John Degenkolb won Paris-Tours today. The German won the bunch sprint ahead of Michael Mørkøv and Arnaud Démare but only after he, Mørkøv and Démare had been on the attack with 10km to go in a break with the likes of Sylvain Chavanel, Sep Vanmarcke and Jetse Bol.
In way the attack confirmed the form and freshness of these three riders and the effort involved to go with the attacks was not much bigger that made by fourth placed Tyler Farrar as he had to climb, corner and brake like the rest of them. Indeed Démare and Degenkolb knew they should sit tight and let the others do the work. But it shows what it takes to win the race, this is not an event where a sprinter can be ferried to the finish in the vacuum-version of a Sedan chair.
Degenkolb Loses His Charm
It’s the end of Degenkolb’s season and a four race winning streak that started after he lost his lucky charm necklace during Stage 1 of the Tour de l’Eurométropole earlier this month. Superstition can be a big issue for some riders, perhaps Degenkolb’s jewellery was more sentimental than lucky?
One Team, Two Sprinters
Démare lost out but team mate Nacer Bouhanni has now taken two stages of the Tour of Beijing. Both FDJ and Argos-Shimano have two sprinters capable of winning big and their cohabitation is always going to be of interest. Of course other teams have back-up sprinters but here we have two reasonably equal leaders. Teams have looked at split schedules, awarding leadership according to the course type (Degenkolb and Bouhanni don’t mind a few hills) and other ways to differentiate. It’s a sensible strategy having two sprint options, it makes the team less reliant on just one rider.
The U-23 race was won by Flavien Dassonville. Over the years some winners have gone on to greater things, think Tom Boonen, Thor Hushovd or Jurgen Roelandts but for every star there’s a Mathieu Halleguen or Fabien Patanchon too.
Dumoulin wins Coupe de France
Another Paris-Tours Espoirs winner was Samuel Dumoulin in 2001. He turned pro the following year with the Jean Delatour team but had trouble starting his career when race officials blocked him. He’s 1.59m tall (5 feet and 2 inches) and was blocked from signing on in a race when he was taken for a child in replica kit. He is still racing of course, he has won the season-long Coupe de France trophy which is based on a series of French races. He will ride on in 2014 with Ag2r. He’s married to team manager Vincent Lavanu’s daughter.
Paris-Tours Alley Cat
It’s sad to see Paris-Tours lose its status, both in terms of popular recognition and UCI level. But the finish of the race is wild and if it was a World Tour race sending all the big teams into such small races would inevitably bring accidents as there would be more riders fighting for space rather than being dropped in the run-in. In other words, as exciting as the finish of this race is, perhaps it only works because the race is 1.HC.

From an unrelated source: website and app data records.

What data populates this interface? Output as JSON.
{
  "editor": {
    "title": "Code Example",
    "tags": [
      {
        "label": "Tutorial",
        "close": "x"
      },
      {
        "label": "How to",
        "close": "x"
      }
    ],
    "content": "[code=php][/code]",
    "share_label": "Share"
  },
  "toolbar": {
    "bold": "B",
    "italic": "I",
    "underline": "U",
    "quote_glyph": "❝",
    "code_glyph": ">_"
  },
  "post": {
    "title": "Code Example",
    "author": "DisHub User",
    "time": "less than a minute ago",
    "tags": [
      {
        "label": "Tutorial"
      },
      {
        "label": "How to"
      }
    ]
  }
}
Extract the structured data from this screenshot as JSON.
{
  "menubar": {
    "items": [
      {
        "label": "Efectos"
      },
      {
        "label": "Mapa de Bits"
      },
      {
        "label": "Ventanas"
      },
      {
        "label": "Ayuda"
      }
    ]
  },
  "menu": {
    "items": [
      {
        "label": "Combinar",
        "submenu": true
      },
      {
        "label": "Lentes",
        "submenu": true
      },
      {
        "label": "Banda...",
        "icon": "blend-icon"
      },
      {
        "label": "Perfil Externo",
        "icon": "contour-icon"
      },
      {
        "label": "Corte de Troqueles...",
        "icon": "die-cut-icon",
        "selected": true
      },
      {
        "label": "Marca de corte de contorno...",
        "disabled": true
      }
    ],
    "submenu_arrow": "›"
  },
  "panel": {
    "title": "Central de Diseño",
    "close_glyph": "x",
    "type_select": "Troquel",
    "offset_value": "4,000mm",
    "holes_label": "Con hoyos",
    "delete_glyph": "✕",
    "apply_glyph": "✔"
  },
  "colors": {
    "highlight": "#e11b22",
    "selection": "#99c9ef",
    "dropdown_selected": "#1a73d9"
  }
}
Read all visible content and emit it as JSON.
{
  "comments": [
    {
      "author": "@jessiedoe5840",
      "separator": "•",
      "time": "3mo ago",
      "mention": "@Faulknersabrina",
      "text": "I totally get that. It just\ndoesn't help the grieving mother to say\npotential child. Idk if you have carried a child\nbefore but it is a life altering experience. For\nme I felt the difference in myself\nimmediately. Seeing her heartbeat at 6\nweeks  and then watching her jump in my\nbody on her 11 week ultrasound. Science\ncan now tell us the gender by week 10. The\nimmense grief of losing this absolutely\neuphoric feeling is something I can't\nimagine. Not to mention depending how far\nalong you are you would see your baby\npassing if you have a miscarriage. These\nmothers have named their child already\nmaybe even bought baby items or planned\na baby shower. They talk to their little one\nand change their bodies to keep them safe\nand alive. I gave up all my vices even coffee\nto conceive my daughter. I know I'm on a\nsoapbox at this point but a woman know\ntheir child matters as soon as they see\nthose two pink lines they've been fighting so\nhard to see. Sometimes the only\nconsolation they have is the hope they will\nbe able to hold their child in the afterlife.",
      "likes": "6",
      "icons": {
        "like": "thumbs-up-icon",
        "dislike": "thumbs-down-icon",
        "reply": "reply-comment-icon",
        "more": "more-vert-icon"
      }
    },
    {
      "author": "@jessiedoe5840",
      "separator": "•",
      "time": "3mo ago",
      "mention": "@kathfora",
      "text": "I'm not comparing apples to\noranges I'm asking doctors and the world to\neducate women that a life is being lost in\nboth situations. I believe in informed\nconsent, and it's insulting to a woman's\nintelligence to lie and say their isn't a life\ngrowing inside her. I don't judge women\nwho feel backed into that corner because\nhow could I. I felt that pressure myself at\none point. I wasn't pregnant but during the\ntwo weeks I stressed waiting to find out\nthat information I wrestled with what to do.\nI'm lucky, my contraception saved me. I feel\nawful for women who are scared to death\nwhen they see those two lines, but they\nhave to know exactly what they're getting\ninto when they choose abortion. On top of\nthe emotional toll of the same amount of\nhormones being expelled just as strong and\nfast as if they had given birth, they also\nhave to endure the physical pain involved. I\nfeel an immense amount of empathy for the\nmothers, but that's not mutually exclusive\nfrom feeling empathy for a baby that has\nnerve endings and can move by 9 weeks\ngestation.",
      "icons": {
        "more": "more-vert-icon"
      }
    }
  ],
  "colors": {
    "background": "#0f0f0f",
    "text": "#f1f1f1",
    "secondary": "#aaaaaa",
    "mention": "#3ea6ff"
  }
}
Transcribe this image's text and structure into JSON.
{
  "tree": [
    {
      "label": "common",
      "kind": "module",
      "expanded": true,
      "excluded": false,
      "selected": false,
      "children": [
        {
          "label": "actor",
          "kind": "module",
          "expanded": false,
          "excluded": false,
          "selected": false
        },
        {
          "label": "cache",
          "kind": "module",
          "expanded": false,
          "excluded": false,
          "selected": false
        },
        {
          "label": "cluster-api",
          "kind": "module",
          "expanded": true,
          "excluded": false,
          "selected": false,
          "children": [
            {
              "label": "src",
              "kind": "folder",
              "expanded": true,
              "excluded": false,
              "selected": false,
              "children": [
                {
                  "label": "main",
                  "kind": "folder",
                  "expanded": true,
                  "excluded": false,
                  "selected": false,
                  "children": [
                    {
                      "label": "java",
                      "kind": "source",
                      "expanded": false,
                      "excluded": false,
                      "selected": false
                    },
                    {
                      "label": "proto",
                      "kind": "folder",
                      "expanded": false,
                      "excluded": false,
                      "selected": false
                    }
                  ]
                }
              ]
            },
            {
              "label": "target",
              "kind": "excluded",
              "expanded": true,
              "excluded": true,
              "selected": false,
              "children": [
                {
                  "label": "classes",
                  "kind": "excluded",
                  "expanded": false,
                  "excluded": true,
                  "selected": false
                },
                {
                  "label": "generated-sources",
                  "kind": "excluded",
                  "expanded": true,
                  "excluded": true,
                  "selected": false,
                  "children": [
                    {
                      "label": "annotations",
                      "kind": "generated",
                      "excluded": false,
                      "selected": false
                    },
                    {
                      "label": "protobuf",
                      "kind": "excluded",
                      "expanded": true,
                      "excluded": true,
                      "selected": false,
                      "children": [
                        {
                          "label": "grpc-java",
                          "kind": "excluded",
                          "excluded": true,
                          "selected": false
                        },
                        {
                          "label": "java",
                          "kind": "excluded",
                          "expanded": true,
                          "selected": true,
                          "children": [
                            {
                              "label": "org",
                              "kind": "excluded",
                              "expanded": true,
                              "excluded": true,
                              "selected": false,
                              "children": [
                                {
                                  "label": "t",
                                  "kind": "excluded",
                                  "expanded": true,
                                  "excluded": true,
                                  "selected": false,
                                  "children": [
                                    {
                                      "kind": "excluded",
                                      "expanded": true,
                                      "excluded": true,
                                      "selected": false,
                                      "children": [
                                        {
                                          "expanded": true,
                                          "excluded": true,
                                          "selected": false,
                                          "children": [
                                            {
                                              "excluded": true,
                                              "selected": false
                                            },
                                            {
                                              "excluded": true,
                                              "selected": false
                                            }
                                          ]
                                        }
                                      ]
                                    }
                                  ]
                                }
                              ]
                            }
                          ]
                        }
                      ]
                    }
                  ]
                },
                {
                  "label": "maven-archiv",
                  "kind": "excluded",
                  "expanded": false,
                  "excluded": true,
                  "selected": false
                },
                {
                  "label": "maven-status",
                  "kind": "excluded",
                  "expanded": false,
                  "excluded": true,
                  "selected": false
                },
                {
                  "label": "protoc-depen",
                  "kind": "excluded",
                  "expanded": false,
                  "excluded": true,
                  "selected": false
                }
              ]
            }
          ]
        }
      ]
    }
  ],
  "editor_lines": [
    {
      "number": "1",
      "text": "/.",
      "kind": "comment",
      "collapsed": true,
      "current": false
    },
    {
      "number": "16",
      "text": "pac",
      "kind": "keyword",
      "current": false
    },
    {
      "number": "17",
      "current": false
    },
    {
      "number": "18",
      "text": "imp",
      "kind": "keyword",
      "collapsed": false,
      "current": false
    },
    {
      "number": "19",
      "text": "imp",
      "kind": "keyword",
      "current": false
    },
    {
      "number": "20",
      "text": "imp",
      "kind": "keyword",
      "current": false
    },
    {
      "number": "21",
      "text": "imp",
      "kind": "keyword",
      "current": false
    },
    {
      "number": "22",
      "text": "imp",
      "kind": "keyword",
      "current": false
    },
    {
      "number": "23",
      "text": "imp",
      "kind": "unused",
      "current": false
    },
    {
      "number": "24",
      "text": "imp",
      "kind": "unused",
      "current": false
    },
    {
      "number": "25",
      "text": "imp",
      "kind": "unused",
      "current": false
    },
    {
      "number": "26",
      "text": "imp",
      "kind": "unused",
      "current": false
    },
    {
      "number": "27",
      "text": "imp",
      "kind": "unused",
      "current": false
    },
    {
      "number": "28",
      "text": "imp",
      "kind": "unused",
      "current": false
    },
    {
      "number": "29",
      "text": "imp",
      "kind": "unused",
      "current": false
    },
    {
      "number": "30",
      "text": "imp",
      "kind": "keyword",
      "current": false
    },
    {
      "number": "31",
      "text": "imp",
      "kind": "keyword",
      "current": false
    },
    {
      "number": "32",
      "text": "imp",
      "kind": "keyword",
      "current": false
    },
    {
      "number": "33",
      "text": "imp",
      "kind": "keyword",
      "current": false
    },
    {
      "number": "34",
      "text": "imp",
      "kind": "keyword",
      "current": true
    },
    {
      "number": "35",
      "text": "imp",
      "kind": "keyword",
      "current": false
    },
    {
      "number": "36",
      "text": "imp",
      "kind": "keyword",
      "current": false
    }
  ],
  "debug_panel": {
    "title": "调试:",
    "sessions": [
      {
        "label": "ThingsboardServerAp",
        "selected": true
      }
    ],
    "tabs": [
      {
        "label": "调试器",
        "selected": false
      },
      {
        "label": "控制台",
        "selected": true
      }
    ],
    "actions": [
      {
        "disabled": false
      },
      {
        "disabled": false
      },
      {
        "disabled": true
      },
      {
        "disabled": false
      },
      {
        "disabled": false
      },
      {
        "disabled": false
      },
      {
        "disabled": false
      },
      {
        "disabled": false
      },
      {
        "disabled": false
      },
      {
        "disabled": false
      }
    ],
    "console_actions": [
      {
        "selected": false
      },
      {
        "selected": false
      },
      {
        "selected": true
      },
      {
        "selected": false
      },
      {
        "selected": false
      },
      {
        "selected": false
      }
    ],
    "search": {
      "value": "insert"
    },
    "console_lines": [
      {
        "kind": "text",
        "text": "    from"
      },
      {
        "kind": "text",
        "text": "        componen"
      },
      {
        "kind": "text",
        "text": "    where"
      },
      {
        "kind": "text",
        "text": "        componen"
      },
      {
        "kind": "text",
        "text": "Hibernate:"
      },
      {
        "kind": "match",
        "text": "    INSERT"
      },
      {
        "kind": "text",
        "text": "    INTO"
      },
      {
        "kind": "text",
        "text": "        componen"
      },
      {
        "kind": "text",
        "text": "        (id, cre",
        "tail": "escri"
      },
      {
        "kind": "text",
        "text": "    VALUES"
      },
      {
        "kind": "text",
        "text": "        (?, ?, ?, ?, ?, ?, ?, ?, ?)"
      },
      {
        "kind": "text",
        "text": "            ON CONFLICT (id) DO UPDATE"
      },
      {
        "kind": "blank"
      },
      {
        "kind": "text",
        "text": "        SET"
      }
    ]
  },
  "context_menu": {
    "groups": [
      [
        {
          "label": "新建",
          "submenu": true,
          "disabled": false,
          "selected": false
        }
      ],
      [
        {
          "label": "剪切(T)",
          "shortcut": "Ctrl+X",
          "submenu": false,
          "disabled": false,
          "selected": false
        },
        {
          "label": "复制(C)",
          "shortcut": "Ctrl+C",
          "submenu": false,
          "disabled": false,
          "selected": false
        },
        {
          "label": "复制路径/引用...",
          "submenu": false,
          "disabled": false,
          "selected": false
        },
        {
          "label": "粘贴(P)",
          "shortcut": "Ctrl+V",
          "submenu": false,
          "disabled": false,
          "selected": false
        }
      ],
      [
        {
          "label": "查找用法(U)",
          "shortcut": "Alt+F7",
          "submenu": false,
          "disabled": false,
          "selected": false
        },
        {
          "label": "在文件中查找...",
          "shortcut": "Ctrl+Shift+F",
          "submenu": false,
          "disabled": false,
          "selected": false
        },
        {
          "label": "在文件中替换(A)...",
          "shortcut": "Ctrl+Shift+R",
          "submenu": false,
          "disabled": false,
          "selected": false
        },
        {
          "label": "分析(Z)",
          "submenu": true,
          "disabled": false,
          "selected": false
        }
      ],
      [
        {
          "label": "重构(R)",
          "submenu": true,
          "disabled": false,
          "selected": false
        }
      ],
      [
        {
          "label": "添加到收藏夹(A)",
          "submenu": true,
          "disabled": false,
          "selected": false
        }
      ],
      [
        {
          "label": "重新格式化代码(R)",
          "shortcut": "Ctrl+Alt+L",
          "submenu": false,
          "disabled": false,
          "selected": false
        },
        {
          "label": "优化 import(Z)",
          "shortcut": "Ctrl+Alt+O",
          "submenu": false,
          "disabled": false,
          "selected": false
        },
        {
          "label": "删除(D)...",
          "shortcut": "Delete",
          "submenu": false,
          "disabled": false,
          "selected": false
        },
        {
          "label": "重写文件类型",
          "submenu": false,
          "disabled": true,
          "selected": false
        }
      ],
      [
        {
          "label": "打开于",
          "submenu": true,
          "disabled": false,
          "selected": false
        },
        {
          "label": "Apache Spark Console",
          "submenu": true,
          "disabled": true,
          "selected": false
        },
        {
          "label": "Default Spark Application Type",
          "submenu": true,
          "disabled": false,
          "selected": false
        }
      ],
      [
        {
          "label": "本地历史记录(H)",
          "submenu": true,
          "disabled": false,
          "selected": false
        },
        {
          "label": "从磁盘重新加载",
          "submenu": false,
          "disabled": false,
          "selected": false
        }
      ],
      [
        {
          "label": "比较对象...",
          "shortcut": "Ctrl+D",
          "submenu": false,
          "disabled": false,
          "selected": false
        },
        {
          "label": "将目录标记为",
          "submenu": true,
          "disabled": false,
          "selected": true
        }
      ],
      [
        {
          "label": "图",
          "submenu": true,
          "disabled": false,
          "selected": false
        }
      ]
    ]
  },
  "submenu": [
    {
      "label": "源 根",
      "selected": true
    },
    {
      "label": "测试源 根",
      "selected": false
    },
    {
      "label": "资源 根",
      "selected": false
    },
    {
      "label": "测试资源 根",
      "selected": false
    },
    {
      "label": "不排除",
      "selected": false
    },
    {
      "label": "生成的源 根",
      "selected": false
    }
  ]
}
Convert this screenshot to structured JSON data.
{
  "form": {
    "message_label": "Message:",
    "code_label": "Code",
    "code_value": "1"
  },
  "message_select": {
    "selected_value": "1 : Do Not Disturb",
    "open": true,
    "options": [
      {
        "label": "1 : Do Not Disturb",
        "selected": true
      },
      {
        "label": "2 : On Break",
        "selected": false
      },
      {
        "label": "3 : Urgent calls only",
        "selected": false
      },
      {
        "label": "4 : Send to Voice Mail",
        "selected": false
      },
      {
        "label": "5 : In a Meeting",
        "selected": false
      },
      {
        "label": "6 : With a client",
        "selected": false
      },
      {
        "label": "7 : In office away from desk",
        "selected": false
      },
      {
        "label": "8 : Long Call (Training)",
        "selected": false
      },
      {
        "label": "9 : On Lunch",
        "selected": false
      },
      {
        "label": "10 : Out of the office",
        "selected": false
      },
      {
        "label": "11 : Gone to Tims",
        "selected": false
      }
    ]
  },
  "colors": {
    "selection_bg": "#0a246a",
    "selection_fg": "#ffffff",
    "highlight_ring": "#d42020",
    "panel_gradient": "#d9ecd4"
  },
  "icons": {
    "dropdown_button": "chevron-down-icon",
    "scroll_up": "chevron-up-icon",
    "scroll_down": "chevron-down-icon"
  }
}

Gilbert’s Open Letter
Philippe Gilbert wrote an open letter denouncing the working conditions faced by riders. Long distances, circus acts, he laments the way the sport is made into a spectacle with an inflation rate applied to climbs and cobbles as each race seeks to outbid others for the label of the most extreme event. He has a point but the sport is changing, look at the grand tours which might have big climbs but the days of 200km or more mountain stages in the final week of a grand tour are ending as races grasp that seven hours just makes the riders so tired they won’t attack.
UCI Athlete Commission
Gilbert’s method was odd. You might not know it but he’s on the UCI’s Athlete Commission, a panel which is supposed to represent riders’ interests to the UCI. Clearly his open letter suggests that he’s had to bypass this outfit. Note the presence of Dario Cioni who stopped racing at the end of 2011 and know works for Team Sky as a PR handler, it’s odd to see him on there. Still, he had a long career as a rider and with some notable results for example in 2004 he was fifth in the Tour de Romandie, fourth in the Giro and third in the Tour of Switzerland.
Cioni is still in the sport but many are leaving. Often people look forward to retirement, especially after a successful career. But end of season news about rider retirements often seems to read like an obituary. Victories and other achievements belong to the past, there’s talk of the rider being missed and a sense of loss seems to be conveyed. Still, you can see why things are written this way but remember that even the lowliest rider out of contract right now probably won a stack of elite U-23 races to turn pro in the first place. Also for all the hardship endured on the road, in airports and cheap motels from Philippe Gilbert and others, the UCI minimum wage is about 50% greater than the average household income for the likes of Belgium, France or Italy.